Reuters 25 March 2015
Schools that use suspension to punish drug use, or that weakly enforce any of their drug policies, have higher rates of student marijuana use than schools with more consistent and less-punitive approaches, according to a new study.
The researchers used two waves of surveys of more than 3,000 students in grades seven and nine and more than 100 of their school administrators, half in Washington State and half in Australia. In 2002, the students and administrators reported on their school drug policies.

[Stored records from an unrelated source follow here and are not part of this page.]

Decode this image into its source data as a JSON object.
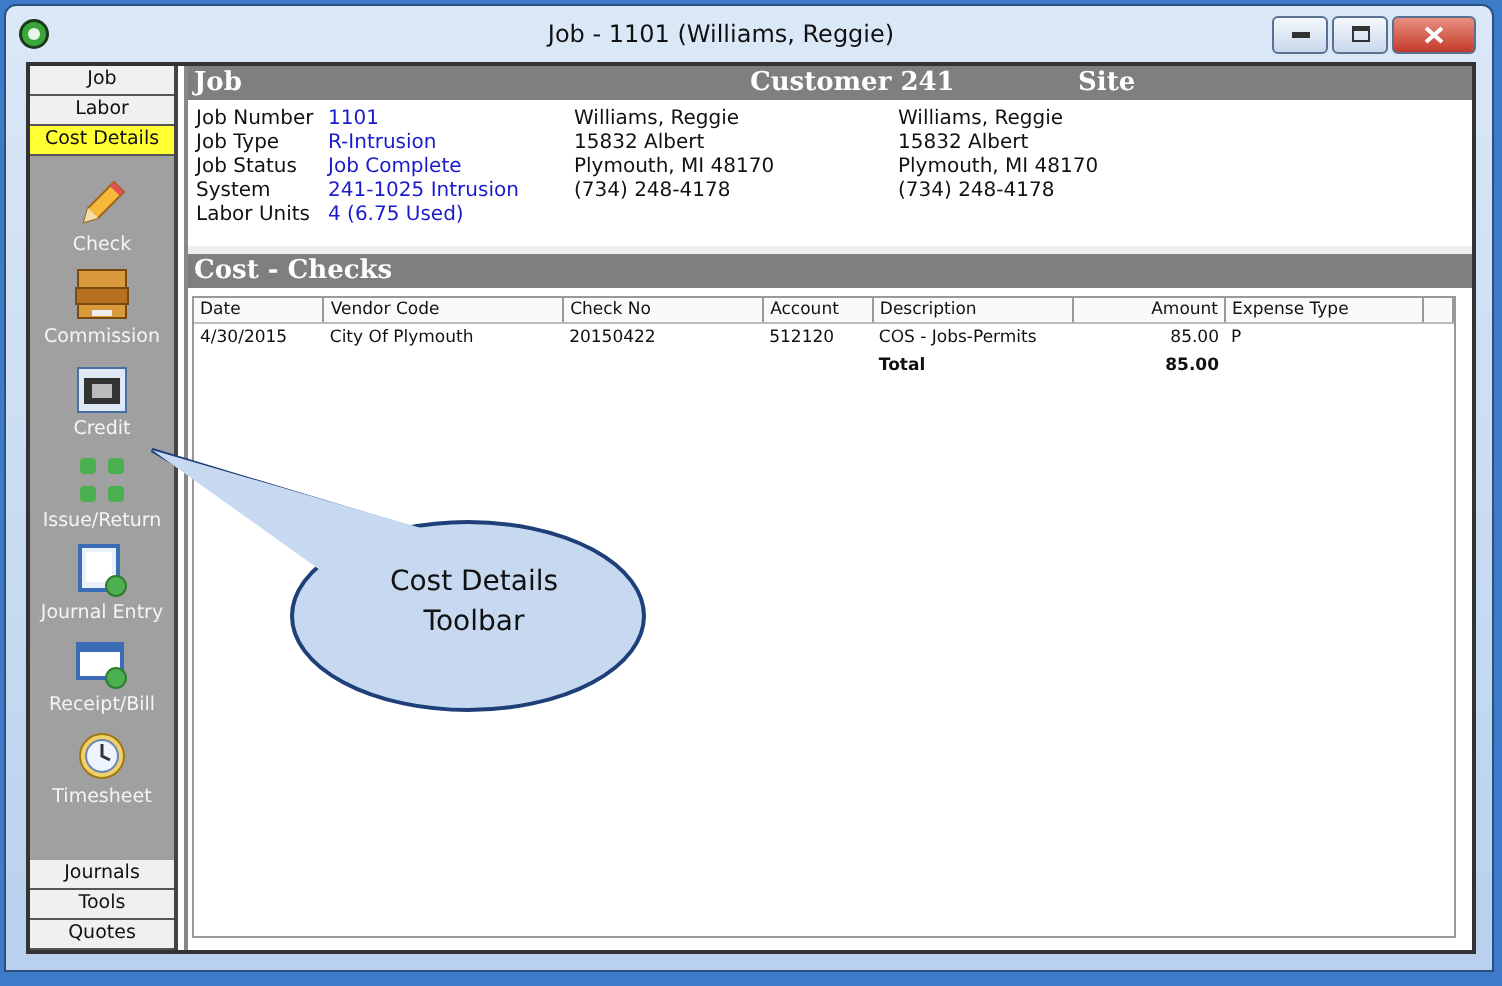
{
  "window": {
    "title": "Job - 1101 (Williams, Reggie)"
  },
  "nav_tabs": [
    {
      "label": "Job",
      "selected": false
    },
    {
      "label": "Labor",
      "selected": false
    },
    {
      "label": "Cost Details",
      "selected": true
    }
  ],
  "toolbar": [
    {
      "kind": "pencil",
      "label": "Check"
    },
    {
      "kind": "drawer",
      "label": "Commission"
    },
    {
      "kind": "card",
      "label": "Credit"
    },
    {
      "kind": "squares",
      "label": "Issue/Return"
    },
    {
      "kind": "journal",
      "label": "Journal Entry"
    },
    {
      "kind": "receipt",
      "label": "Receipt/Bill"
    },
    {
      "kind": "clock",
      "label": "Timesheet"
    }
  ],
  "bottom_tabs": [
    {
      "label": "Journals"
    },
    {
      "label": "Tools"
    },
    {
      "label": "Quotes"
    }
  ],
  "header": {
    "job": "Job",
    "customer": "Customer 241",
    "site": "Site"
  },
  "job_fields": [
    {
      "label": "Job Number",
      "value": "1101"
    },
    {
      "label": "Job Type",
      "value": "R-Intrusion"
    },
    {
      "label": "Job Status",
      "value": "Job Complete"
    },
    {
      "label": "System",
      "value": "241-1025 Intrusion"
    },
    {
      "label": "Labor Units",
      "value": "4 (6.75 Used)"
    }
  ],
  "customer_lines": [
    "Williams, Reggie",
    "15832 Albert",
    "Plymouth, MI  48170",
    "(734) 248-4178"
  ],
  "site_lines": [
    "Williams, Reggie",
    "15832 Albert",
    "Plymouth, MI  48170",
    "(734) 248-4178"
  ],
  "section_title": "Cost - Checks",
  "table": {
    "columns": [
      "Date",
      "Vendor Code",
      "Check No",
      "Account",
      "Description",
      "Amount",
      "Expense Type"
    ],
    "rows": [
      [
        "4/30/2015",
        "City Of Plymouth",
        "20150422",
        "512120",
        "COS - Jobs-Permits",
        "85.00",
        "P"
      ]
    ],
    "total": {
      "label": "Total",
      "amount": "85.00"
    }
  },
  "callout": {
    "lines": [
      "Cost Details",
      "Toolbar"
    ]
  }
}
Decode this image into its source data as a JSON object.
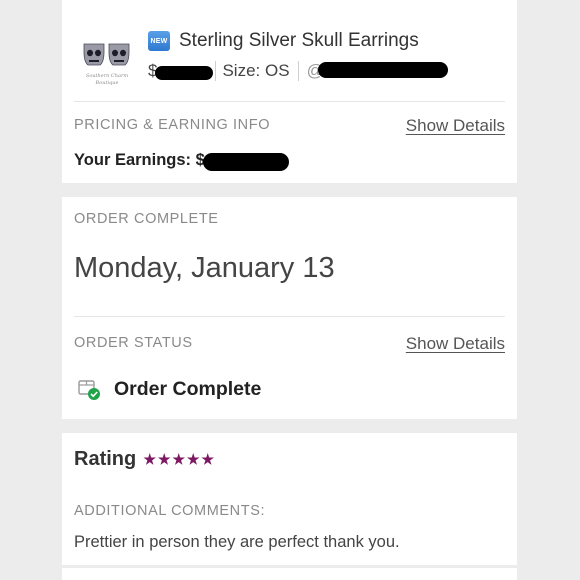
{
  "item": {
    "badge": "NEW",
    "title": "Sterling Silver Skull Earrings",
    "price_prefix": "$",
    "size_label": "Size: OS",
    "seller_prefix": "@",
    "thumb_caption_1": "Southern Charm",
    "thumb_caption_2": "Boutique"
  },
  "pricing": {
    "section_label": "PRICING & EARNING INFO",
    "show_details": "Show Details",
    "earnings_label": "Your Earnings: $"
  },
  "order": {
    "complete_label": "ORDER COMPLETE",
    "date": "Monday, January 13",
    "status_label": "ORDER STATUS",
    "show_details": "Show Details",
    "status_text": "Order Complete"
  },
  "rating": {
    "label": "Rating",
    "stars": 5,
    "comments_label": "ADDITIONAL COMMENTS:",
    "comment": "Prettier in person they are perfect thank you."
  },
  "colors": {
    "background": "#ececec",
    "star": "#7d1863",
    "check": "#21a34a"
  }
}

In 2003, the students reported their own drug use.
In Australia, 25 percent of school administrators said they would call the police in response to illicit drug use in the school and 56 percent said the student would receive out-of-school suspension, compared to 60 percent of Washington administrators who would call police and 78 percent who would use suspension.
About 40 percent of students in both locations cited suspension as an optional penalty for violating their school drug policy.

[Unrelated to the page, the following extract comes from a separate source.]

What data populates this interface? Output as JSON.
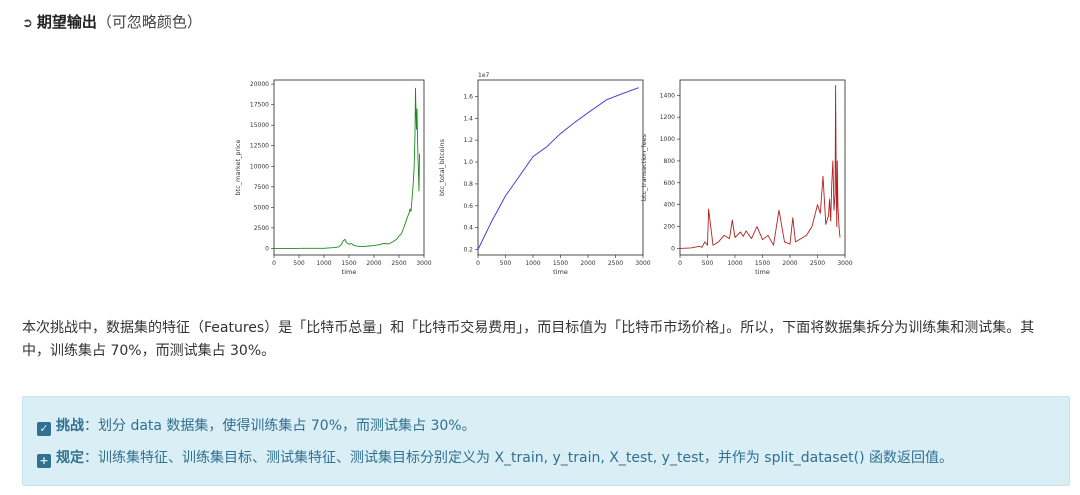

The researchers found that calling the police, expulsion and referral to a nurse or counselor were not associated with the likelihood of marijuana use among students.

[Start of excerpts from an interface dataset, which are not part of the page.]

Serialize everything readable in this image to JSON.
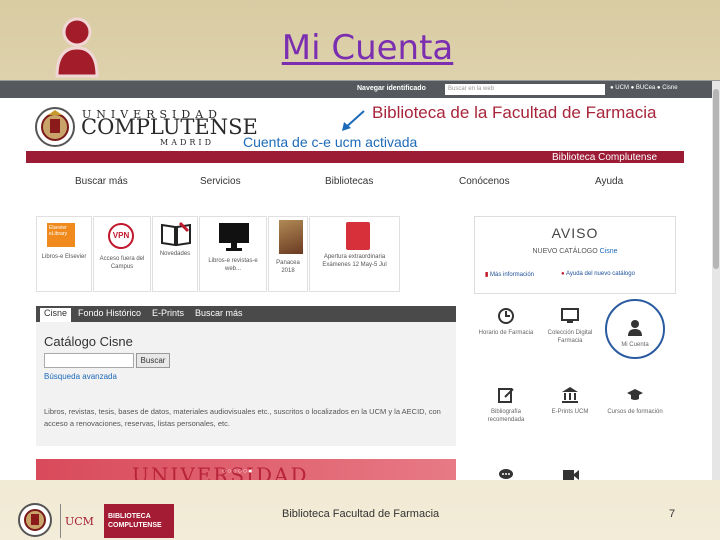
{
  "slide": {
    "title": "Mi Cuenta",
    "footer_text": "Biblioteca Facultad de Farmacia",
    "page_number": "7"
  },
  "site": {
    "nav_id": "Navegar identificado",
    "search_placeholder": "Buscar en la web",
    "top_links": "● UCM ● BUCea ● Cisne",
    "ucm_line1": "UNIVERSIDAD",
    "ucm_line2": "COMPLUTENSE",
    "ucm_line3": "MADRID",
    "library_title": "Biblioteca de la Facultad de Farmacia",
    "account_note": "Cuenta de c-e ucm activada",
    "red_bar_label": "Biblioteca Complutense",
    "menu": [
      "Buscar más",
      "Servicios",
      "Bibliotecas",
      "Conócenos",
      "Ayuda"
    ]
  },
  "tiles": [
    {
      "icon_text": "Elsevier eLibrary",
      "caption": "Libros-e Elsevier"
    },
    {
      "icon_text": "VPN",
      "caption": "Acceso fuera del Campus"
    },
    {
      "icon_text": "",
      "caption": "Novedades"
    },
    {
      "icon_text": "",
      "caption": "Libros-e revistas-e web..."
    },
    {
      "icon_text": "",
      "caption": "Panacea 2018"
    },
    {
      "icon_text": "",
      "caption": "Apertura extraordinaria Exámenes 12 May-5 Jul"
    }
  ],
  "aviso": {
    "title": "AVISO",
    "subtitle_prefix": "NUEVO CATÁLOGO",
    "subtitle_brand": "Cisne",
    "link_more": "Más información",
    "link_help": "Ayuda del nuevo catálogo"
  },
  "catalog": {
    "tabs": [
      "Cisne",
      "Fondo Histórico",
      "E-Prints",
      "Buscar más"
    ],
    "title": "Catálogo Cisne",
    "search_button": "Buscar",
    "advanced_link": "Búsqueda avanzada",
    "description": "Libros, revistas, tesis, bases de datos, materiales audiovisuales etc., suscritos o localizados en la UCM y la AECID, con acceso a renovaciones, reservas, listas personales, etc."
  },
  "banner": {
    "text": "UNIVERSIDAD COMPLUTENSE",
    "dots": "○○○○○●"
  },
  "quick_links": [
    {
      "label": "Horario de Farmacia",
      "icon": "clock-icon"
    },
    {
      "label": "Colección Digital Farmacia",
      "icon": "monitor-icon"
    },
    {
      "label": "Mi Cuenta",
      "icon": "user-icon"
    },
    {
      "label": "Bibliografía recomendada",
      "icon": "edit-icon"
    },
    {
      "label": "E-Prints UCM",
      "icon": "institution-icon"
    },
    {
      "label": "Cursos de formación",
      "icon": "graduation-cap-icon"
    }
  ],
  "footer_logo": {
    "line1": "BIBLIOTECA",
    "line2": "COMPLUTENSE",
    "mark": "UCM"
  },
  "colors": {
    "title_purple": "#7b2fb0",
    "ucm_red": "#9c1b35",
    "link_blue": "#1d6bb8"
  }
}
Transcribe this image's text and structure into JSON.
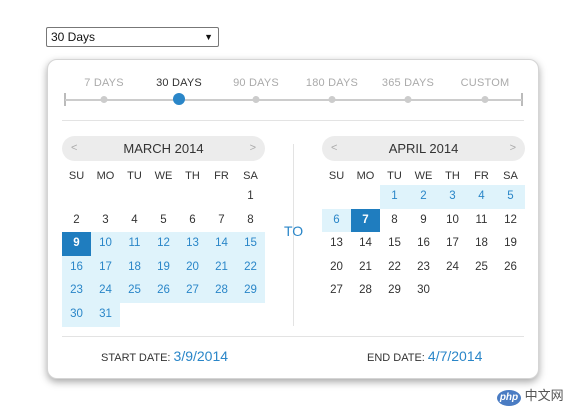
{
  "range_select": {
    "value": "30 Days",
    "arrow": "▼"
  },
  "presets": [
    {
      "label": "7 DAYS",
      "active": false
    },
    {
      "label": "30 DAYS",
      "active": true
    },
    {
      "label": "90 DAYS",
      "active": false
    },
    {
      "label": "180 DAYS",
      "active": false
    },
    {
      "label": "365 DAYS",
      "active": false
    },
    {
      "label": "CUSTOM",
      "active": false
    }
  ],
  "weekday_labels": [
    "SU",
    "MO",
    "TU",
    "WE",
    "TH",
    "FR",
    "SA"
  ],
  "nav": {
    "prev": "<",
    "next": ">"
  },
  "calendars": [
    {
      "month_label": "MARCH 2014",
      "first_weekday": 6,
      "days_in_month": 31,
      "selected_day": 9,
      "range_from": 9,
      "range_to": 31
    },
    {
      "month_label": "APRIL 2014",
      "first_weekday": 2,
      "days_in_month": 30,
      "selected_day": 7,
      "range_from": 1,
      "range_to": 7
    }
  ],
  "to_label": "TO",
  "start_date": {
    "label": "START DATE:",
    "value": "3/9/2014"
  },
  "end_date": {
    "label": "END DATE:",
    "value": "4/7/2014"
  },
  "watermark": {
    "badge": "php",
    "text": "中文网"
  },
  "colors": {
    "accent": "#2a86c8",
    "range_fill": "#dff3fb",
    "selected_fill": "#1f7dbf"
  }
}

But out-of-school suspension policies and weak policy enforcement were tied to increased odds of marijuana use, according to the results in the American Journal of Public Health.
Underage marijuana use can lead to later dependence and is associated with a variety of health and behavioral problems such as memory deficits, psychosis, decreased levels of motivation, school non-completion, driving accidents and unsafe sexual practices, Evans-Whipp said.
Students who said their school policies included “abstinence education” about avoiding illicit drugs altogether, or whose schools counseled violators about the dangers of drug use were almost 50 percent less likely than others to use marijuana in the following year.